The disused ghost station prevalent in many films & books.
The British Museum station closed on the 25 September, 1933. There was a local myth that the station was haunted by the ghost of an Ancient Egyptian. Dressed in a loincloth and headdress, the figure would emerge late at night. The rumour grew so strong that a newspaper offered a reward to anyone who would spend the night there. No one attempted to do this!
The story takes a stranger turn after the closure of the station.
The comedy thriller, Bulldog Jack, was made in 1935 which included a secret (fictitious) tunnel from the station to the Egyptian room at the Museum. The station in the film was called 'Bloomsbury', and in all likelihood was a stage set, but it was based on the ghost story of British Museum.
On the same night that the film was released, two women disappeared from the platform at Holborn - the next station along from where British Museum was. Marks were later found on the walls of the closed station. More sightings of the ghost were reported along with strange moanings from the walls of the tunnels. Eventually the story was hushed up as London Underground has always denied the existence of the tunnel from the station to the Egyptian Room.
However the lead character in Keith Lowe's novel Tunnel Vision resurrects the story to impress/scare his girlfriend with tales of tube horror.
If you listen carefully when you're standing at the platform at Holborn, sometimes - just sometimes - you can hear the wailing of Egyptian voices floating down the tunnel towards you.
It's also mentioned as the station where the monstrous humans who prey on commuters lost at night kept their decaying corpses in cave in the cracking 1970's B Movie Death Line. Although it wasnt filmed here.

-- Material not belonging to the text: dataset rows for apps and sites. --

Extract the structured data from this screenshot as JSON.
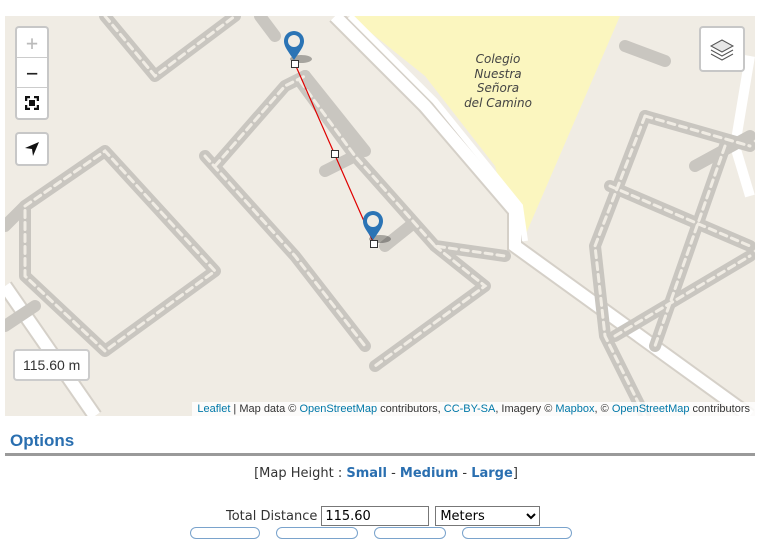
{
  "map": {
    "place_label_lines": [
      "Colegio",
      "Nuestra",
      "Señora",
      "del Camino"
    ],
    "distance_label": "115.60 m",
    "zoom_in": "+",
    "zoom_out": "−",
    "icons": [
      "plus-icon",
      "minus-icon",
      "fullscreen-icon",
      "location-arrow-icon",
      "layers-icon",
      "map-pin-icon"
    ],
    "colors": {
      "background": "#f0ece4",
      "street": "#ffffff",
      "footpath": "#d9d9d9",
      "school_area": "#fbf6bf",
      "measure_line": "#e00000",
      "pin": "#2b74b5"
    }
  },
  "attribution": {
    "leaflet": "Leaflet",
    "sep": " | ",
    "map_data": "Map data © ",
    "osm": "OpenStreetMap",
    "contributors": " contributors, ",
    "license": "CC-BY-SA",
    "imagery": ", Imagery © ",
    "mapbox": "Mapbox",
    "copy": ", © ",
    "osm2": "OpenStreetMap",
    "contributors2": " contributors"
  },
  "options": {
    "title": "Options",
    "map_height_prefix": "[Map Height : ",
    "small": "Small",
    "dash1": " - ",
    "medium": "Medium",
    "dash2": " - ",
    "large": "Large",
    "suffix": "]",
    "total_label": "Total Distance",
    "total_value": "115.60",
    "unit_selected": "Meters"
  }
}
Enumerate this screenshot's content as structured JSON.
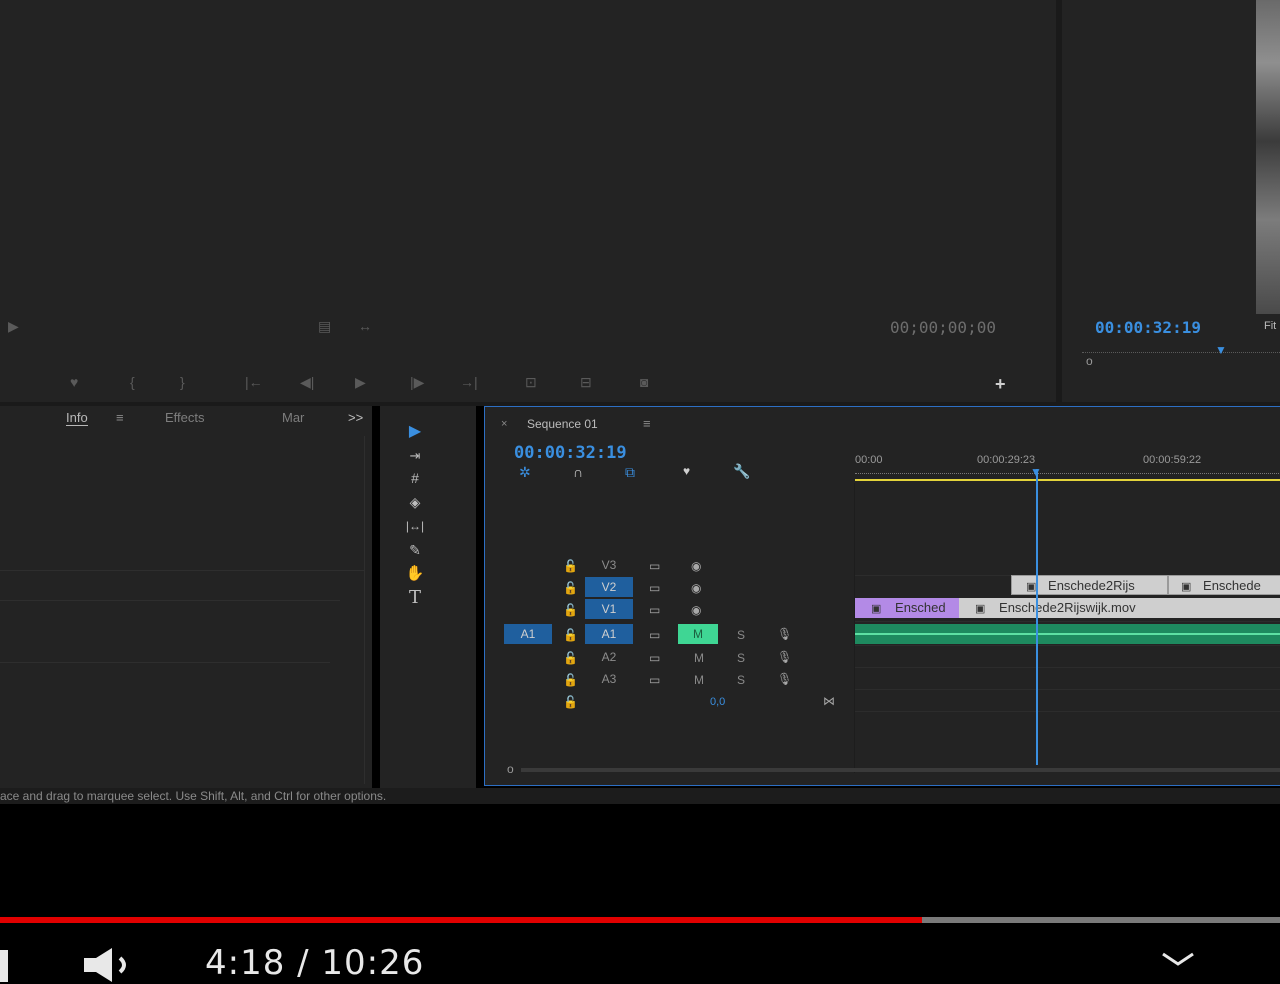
{
  "source_monitor": {
    "timecode": "00;00;00;00"
  },
  "program_monitor": {
    "timecode": "00:00:32:19",
    "fit_label": "Fit"
  },
  "panels": {
    "tabs": [
      {
        "label": "Info"
      },
      {
        "label": "Effects"
      },
      {
        "label": "Mar"
      }
    ],
    "overflow": ">>"
  },
  "timeline": {
    "sequence_name": "Sequence 01",
    "timecode": "00:00:32:19",
    "ruler": [
      "00:00",
      "00:00:29:23",
      "00:00:59:22"
    ],
    "tracks": [
      {
        "source": "",
        "label": "V3",
        "active": false
      },
      {
        "source": "",
        "label": "V2",
        "active": true
      },
      {
        "source": "",
        "label": "V1",
        "active": true
      },
      {
        "source": "A1",
        "label": "A1",
        "active": true,
        "mute": "M",
        "solo": "S"
      },
      {
        "source": "",
        "label": "A2",
        "active": false,
        "mute": "M",
        "solo": "S"
      },
      {
        "source": "",
        "label": "A3",
        "active": false,
        "mute": "M",
        "solo": "S"
      }
    ],
    "master_value": "0,0",
    "clips": {
      "v2_a": "Enschede2Rijs",
      "v2_b": "Enschede",
      "v1_a": "Ensched",
      "v1_b": "Enschede2Rijswijk.mov"
    }
  },
  "status_bar": {
    "text": "ace and drag to marquee select. Use Shift, Alt, and Ctrl for other options."
  },
  "player": {
    "time": "4:18 / 10:26",
    "progress_fraction": 0.72
  }
}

The station did feature in the Bulldog Drummond spin-off film Bulldog Jack, Neil Gaiman's novel Neverwhereand in computer game Broken Sword: The Smoking Mirror.